It Matters Who Votes
Finally, it’s a basic fact of elections, and one that I’ve remarked on plenty of times, that turnout isn’t even across different groups of people. In general terms, older or wealthier voters are more likely to turn out than younger or poorer voters. Given that different groups also tend to vote for different parties, who actually turns out to vote can have a huge effect on the final outcome.
That differential has a greater impact the lower turnout is, because the drop-off is naturally highest amongst those already least likely to turn out. That means those low turnout groups make up a larger part of the voter base for a parliamentary election than they do for local elections, which have the lowest turnout. By contrast, the high turnout groups then become a larger share of the base in those lower turnout elections.

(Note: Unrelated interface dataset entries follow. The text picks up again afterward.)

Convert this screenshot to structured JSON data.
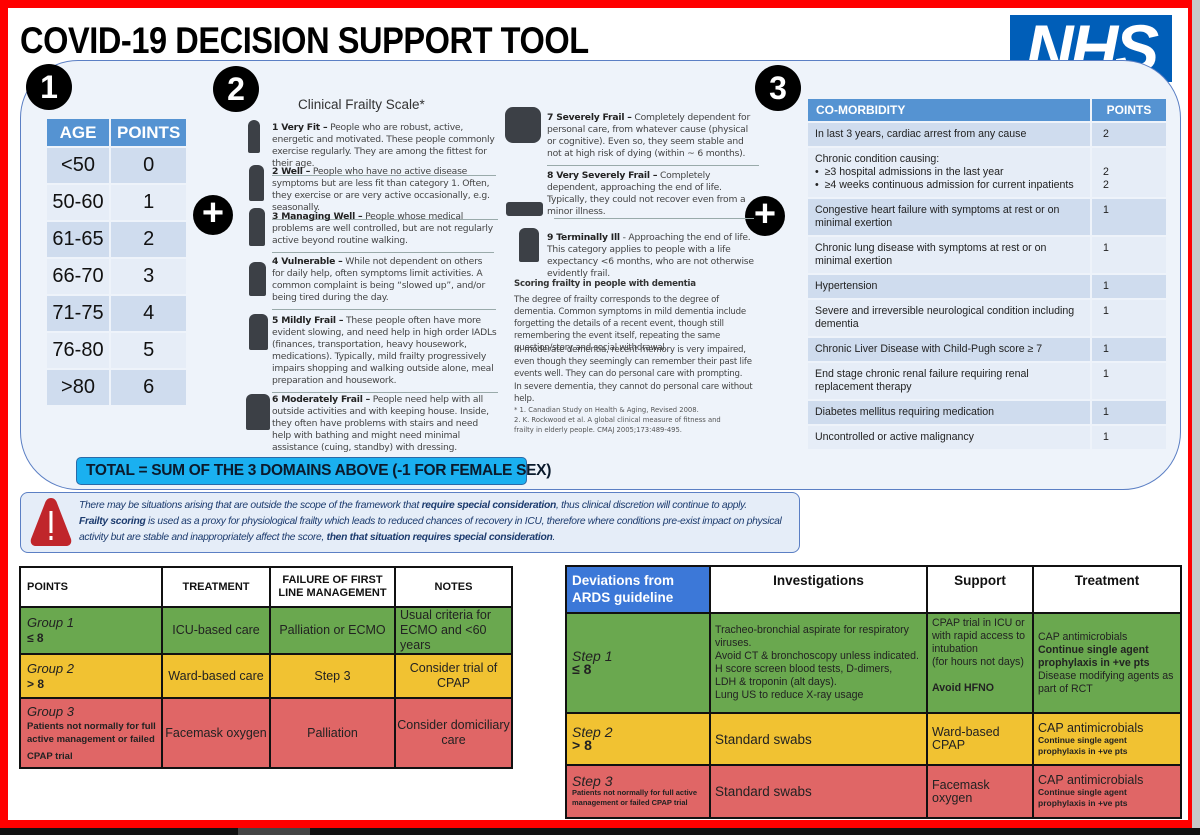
{
  "title": "COVID-19 DECISION SUPPORT TOOL",
  "logo": "NHS",
  "colors": {
    "frame": "#ff0000",
    "nhs_blue": "#005eb8",
    "header_blue": "#5593d2",
    "green": "#6aa84f",
    "amber": "#f1c232",
    "red": "#e06666",
    "total_bar": "#1ab0f0",
    "ards_header": "#3c78d8"
  },
  "badges": [
    "1",
    "2",
    "3"
  ],
  "age_table": {
    "headers": [
      "AGE",
      "POINTS"
    ],
    "rows": [
      [
        "<50",
        "0"
      ],
      [
        "50-60",
        "1"
      ],
      [
        "61-65",
        "2"
      ],
      [
        "66-70",
        "3"
      ],
      [
        "71-75",
        "4"
      ],
      [
        "76-80",
        "5"
      ],
      [
        ">80",
        "6"
      ]
    ]
  },
  "frailty": {
    "title": "Clinical Frailty Scale*",
    "items": [
      {
        "head": "1  Very Fit –",
        "text": " People who are robust, active, energetic and motivated.  These people commonly exercise regularly.  They are among the fittest for their age."
      },
      {
        "head": "2  Well –",
        "text": "  People who have no active disease symptoms but are less fit than category 1. Often, they exercise or are very active occasionally, e.g. seasonally."
      },
      {
        "head": "3  Managing Well –",
        "text": " People whose medical problems are well controlled, but are not regularly active beyond routine walking."
      },
      {
        "head": "4  Vulnerable –",
        "text": " While not dependent on others for daily help, often symptoms limit activities. A common complaint is being “slowed up”, and/or being tired during the day."
      },
      {
        "head": "5  Mildly Frail –",
        "text": "  These people often have more evident slowing, and need help in high order IADLs (finances, transportation, heavy housework, medications).  Typically, mild frailty progressively impairs shopping and walking outside alone, meal preparation and housework."
      },
      {
        "head": "6  Moderately Frail –",
        "text": " People need help with all outside activities and with keeping house. Inside, they often have problems with stairs and need help with bathing and might need minimal assistance (cuing, standby) with dressing."
      },
      {
        "head": "7  Severely Frail –",
        "text": " Completely dependent for personal care, from whatever cause (physical or cognitive).  Even so, they seem stable and not at high risk of dying (within ~ 6 months)."
      },
      {
        "head": "8  Very Severely Frail –",
        "text": " Completely dependent, approaching the end of life. Typically, they could not recover even from a minor illness."
      },
      {
        "head": "9  Terminally Ill",
        "text": " - Approaching the end of life. This category applies to people with a life expectancy <6 months, who are not otherwise evidently frail."
      }
    ],
    "dementia_title": "Scoring frailty in people with dementia",
    "dementia_p1": "The degree of frailty corresponds to the degree of dementia. Common symptoms in mild dementia include forgetting the details of a recent event, though still remembering the event itself, repeating the same question/story and social withdrawal.",
    "dementia_p2": "In moderate dementia, recent memory is very impaired, even though they seemingly can remember their past life events well. They can do personal care with prompting.",
    "dementia_p3": "In severe dementia, they cannot do personal care without help.",
    "ref1": "* 1. Canadian Study on Health & Aging, Revised 2008.",
    "ref2": "2. K. Rockwood et al. A global clinical measure of fitness and",
    "ref3": "frailty in elderly people. CMAJ 2005;173:489-495."
  },
  "comorbidity": {
    "headers": [
      "CO-MORBIDITY",
      "POINTS"
    ],
    "rows": [
      {
        "desc": "In last 3 years, cardiac arrest from any cause",
        "pts": "2"
      },
      {
        "desc": "Chronic condition causing:",
        "bullets": [
          "≥3 hospital admissions in the last year",
          "≥4 weeks continuous admission for current inpatients"
        ],
        "pts": "2",
        "pts2": "2"
      },
      {
        "desc": "Congestive heart failure with symptoms at rest or on minimal exertion",
        "pts": "1"
      },
      {
        "desc": "Chronic lung disease with symptoms at rest or on minimal exertion",
        "pts": "1"
      },
      {
        "desc": "Hypertension",
        "pts": "1"
      },
      {
        "desc": "Severe and irreversible neurological condition including dementia",
        "pts": "1"
      },
      {
        "desc": "Chronic Liver Disease with Child-Pugh score ≥ 7",
        "pts": "1"
      },
      {
        "desc": "End stage chronic renal failure requiring renal replacement therapy",
        "pts": "1"
      },
      {
        "desc": "Diabetes mellitus requiring medication",
        "pts": "1"
      },
      {
        "desc": "Uncontrolled or active malignancy",
        "pts": "1"
      }
    ]
  },
  "total": "TOTAL = SUM OF THE 3 DOMAINS ABOVE (-1 FOR FEMALE SEX)",
  "warning": {
    "line1_a": "There may be situations arising that are outside the scope of the framework that ",
    "line1_b": "require special consideration",
    "line1_c": ", thus clinical discretion will continue to apply.",
    "line2_a": "Frailty scoring",
    "line2_b": " is used as a proxy for physiological frailty which leads to reduced chances of recovery in ICU, therefore where conditions pre-exist impact on physical activity but are stable and inappropriately affect the score, ",
    "line2_c": "then that situation requires special consideration",
    "line2_d": "."
  },
  "management_table": {
    "headers": [
      "POINTS",
      "TREATMENT",
      "FAILURE OF FIRST LINE MANAGEMENT",
      "NOTES"
    ],
    "rows": [
      {
        "group": "Group 1",
        "score": "≤ 8",
        "treatment": "ICU-based care",
        "failure": "Palliation or ECMO",
        "notes": "Usual criteria for ECMO and <60 years"
      },
      {
        "group": "Group 2",
        "score": "> 8",
        "treatment": "Ward-based care",
        "failure": "Step 3",
        "notes": "Consider trial of CPAP"
      },
      {
        "group": "Group 3",
        "score": "Patients not normally for full active management or failed",
        "score2": "CPAP trial",
        "treatment": "Facemask oxygen",
        "failure": "Palliation",
        "notes": "Consider domiciliary care"
      }
    ]
  },
  "ards_table": {
    "headers": [
      "Deviations from ARDS guideline",
      "Investigations",
      "Support",
      "Treatment"
    ],
    "rows": [
      {
        "step": "Step 1",
        "score": "≤ 8",
        "investigations": [
          "Tracheo-bronchial aspirate for respiratory viruses.",
          "Avoid CT & bronchoscopy unless indicated.",
          "H score screen blood tests, D-dimers,",
          "LDH & troponin (alt days).",
          "Lung US to reduce X-ray usage"
        ],
        "support": [
          "CPAP trial in ICU or with rapid access to intubation",
          "(for hours not days)"
        ],
        "support_bold": "Avoid HFNO",
        "treatment": "CAP antimicrobials",
        "treatment_bold": "Continue single agent prophylaxis in +ve pts",
        "treatment_extra": "Disease modifying agents as part of RCT"
      },
      {
        "step": "Step 2",
        "score": "> 8",
        "investigations": [
          "Standard swabs"
        ],
        "support": [
          "Ward-based CPAP"
        ],
        "treatment": "CAP antimicrobials",
        "treatment_bold": "Continue single agent prophylaxis in +ve pts"
      },
      {
        "step": "Step 3",
        "score": "Patients not normally for full active management or failed CPAP trial",
        "investigations": [
          "Standard swabs"
        ],
        "support": [
          "Facemask oxygen"
        ],
        "treatment": "CAP antimicrobials",
        "treatment_bold": "Continue single agent prophylaxis in +ve pts"
      }
    ]
  }
}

In Scotland, we typically expect the Conservatives to do better amongst the high turnout groups, whilst the SNP do better amongst the lower turnout cohort – people simply not voting was a huge part of their Westminster decline in 2017. Similarly we’d expect Labour and the Greens to excel amongst young voters, though Labour are a slightly complex case in Scotland due to the constitutional question.
Generally then, as the lowest turnout elections, local elections tilt slightly more towards the Conservatives than the parliamentary level votes do. Emphasis here is on “slightly” – but in a voting system where small handfuls of votes can make all the difference, slightly is often enough to tip a seat. That said, with record Holyrood turnout last year, perhaps councils might fare similarly?
On Your Marks, Get Set... Go!
Now you’ve got the general sense of what’s coming up, Ballot Box Scotland’s coverage will be getting underway in earnest. Over the next 12 weeks, I’ll be taking a much more local look at each council, starting on Monday with the first entry in the Wards Worth Watching series. These will give you both a potted political history of the area in question, and highlight some particularly interesting wards within it.
As with Holyrood last year, I’ll also be pulling together profiles on the five main parties, reflecting on their results since STV was introduced in 2007. And although I can’t promise to have the full details in one easily accessible place given how many candidates there will be, I will have some headline analysis of what parties are standing and where.
But that’s not all! Thanks to immensely generous support from all of you lovely people, I’m thrilled to say there will be a Ballot Box Scotland commissioned poll out during the election campaign. In addition to all the usual parliamentary and constitutional questions, it’ll ask about the local elections too, for a clearer sense of where things lie.
As that poll has proven slightly more expensive than anticipated and I didn’t quite make the fundraiser goal, I’ve scaled back plans for local situation reports from all 32 councils. Instead, I’ll be commissioning reports for a dozen of the most interesting council areas, spread around the country. Look out for those ahead of polling day.
I’m extremely excited to get the ball rolling on all of this, and I hope you’ll all enjoy my output as much as I enjoy creating it. And to all those out knocking doors and delivering leaflets, I hope you have as much fun as I did when I was a candidate in 2017. I may be much happier now as someone who observes elections rather than participates in them, but I really did have a wonderful time out talking to voters back then, so make the most of it whilst you can!
If you find this or other Ballot Box Scotland output useful and/or interesting, and you can afford to do so, please consider donating to support my work. I love doing this, but it’s a one-man project and takes a lot of time and effort. All donations, no matter how small, are greatly appreciated and extremely helpful.